> **YOUR INSTRUCTIONS**
Your task is to return all the entries below exactly, with every picture omitted.

------------------------------------------------------------

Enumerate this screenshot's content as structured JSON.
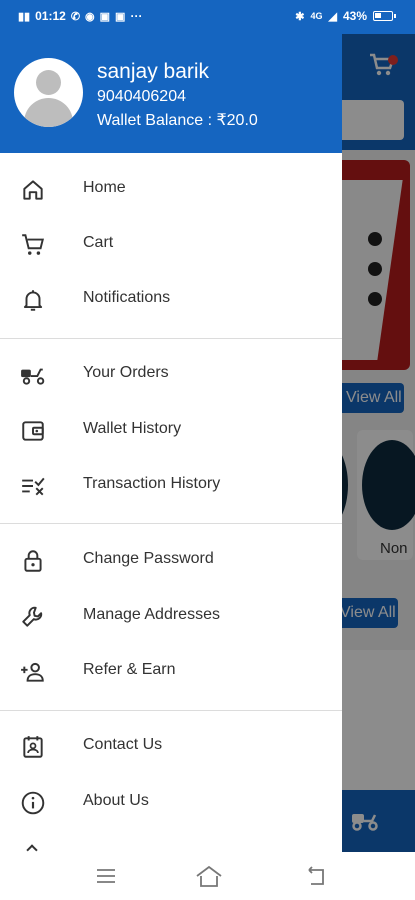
{
  "status_bar": {
    "time": "01:12",
    "battery": "43%",
    "battery_level": 0.43,
    "network": "4G",
    "more": "···"
  },
  "drawer": {
    "user": {
      "name": "sanjay barik",
      "phone": "9040406204",
      "wallet_label": "Wallet Balance : ₹20.0"
    },
    "items": [
      {
        "label": "Home",
        "icon": "home-icon"
      },
      {
        "label": "Cart",
        "icon": "cart-icon"
      },
      {
        "label": "Notifications",
        "icon": "bell-icon"
      },
      {
        "label": "Your Orders",
        "icon": "scooter-icon"
      },
      {
        "label": "Wallet History",
        "icon": "wallet-icon"
      },
      {
        "label": "Transaction History",
        "icon": "transaction-list-icon"
      },
      {
        "label": "Change Password",
        "icon": "lock-icon"
      },
      {
        "label": "Manage Addresses",
        "icon": "wrench-icon"
      },
      {
        "label": "Refer & Earn",
        "icon": "add-person-icon"
      },
      {
        "label": "Contact Us",
        "icon": "contact-card-icon"
      },
      {
        "label": "About Us",
        "icon": "info-icon"
      }
    ]
  },
  "background": {
    "view_all_1": "View All",
    "view_all_2": "View All",
    "category_label": "Non"
  },
  "colors": {
    "primary": "#1565c0",
    "drawer_bg": "#ffffff",
    "text": "#333333"
  }
}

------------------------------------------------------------

> **REPLY TO THE EXERCISE**
Enumerate this screenshot's content as structured JSON.
{
  "status_bar": {
    "time": "01:12",
    "battery": "43%",
    "battery_level": 0.43,
    "network": "4G",
    "more": "···"
  },
  "drawer": {
    "user": {
      "name": "sanjay barik",
      "phone": "9040406204",
      "wallet_label": "Wallet Balance : ₹20.0"
    },
    "items": [
      {
        "label": "Home",
        "icon": "home-icon"
      },
      {
        "label": "Cart",
        "icon": "cart-icon"
      },
      {
        "label": "Notifications",
        "icon": "bell-icon"
      },
      {
        "label": "Your Orders",
        "icon": "scooter-icon"
      },
      {
        "label": "Wallet History",
        "icon": "wallet-icon"
      },
      {
        "label": "Transaction History",
        "icon": "transaction-list-icon"
      },
      {
        "label": "Change Password",
        "icon": "lock-icon"
      },
      {
        "label": "Manage Addresses",
        "icon": "wrench-icon"
      },
      {
        "label": "Refer & Earn",
        "icon": "add-person-icon"
      },
      {
        "label": "Contact Us",
        "icon": "contact-card-icon"
      },
      {
        "label": "About Us",
        "icon": "info-icon"
      }
    ]
  },
  "background": {
    "view_all_1": "View All",
    "view_all_2": "View All",
    "category_label": "Non"
  },
  "colors": {
    "primary": "#1565c0",
    "drawer_bg": "#ffffff",
    "text": "#333333"
  }
}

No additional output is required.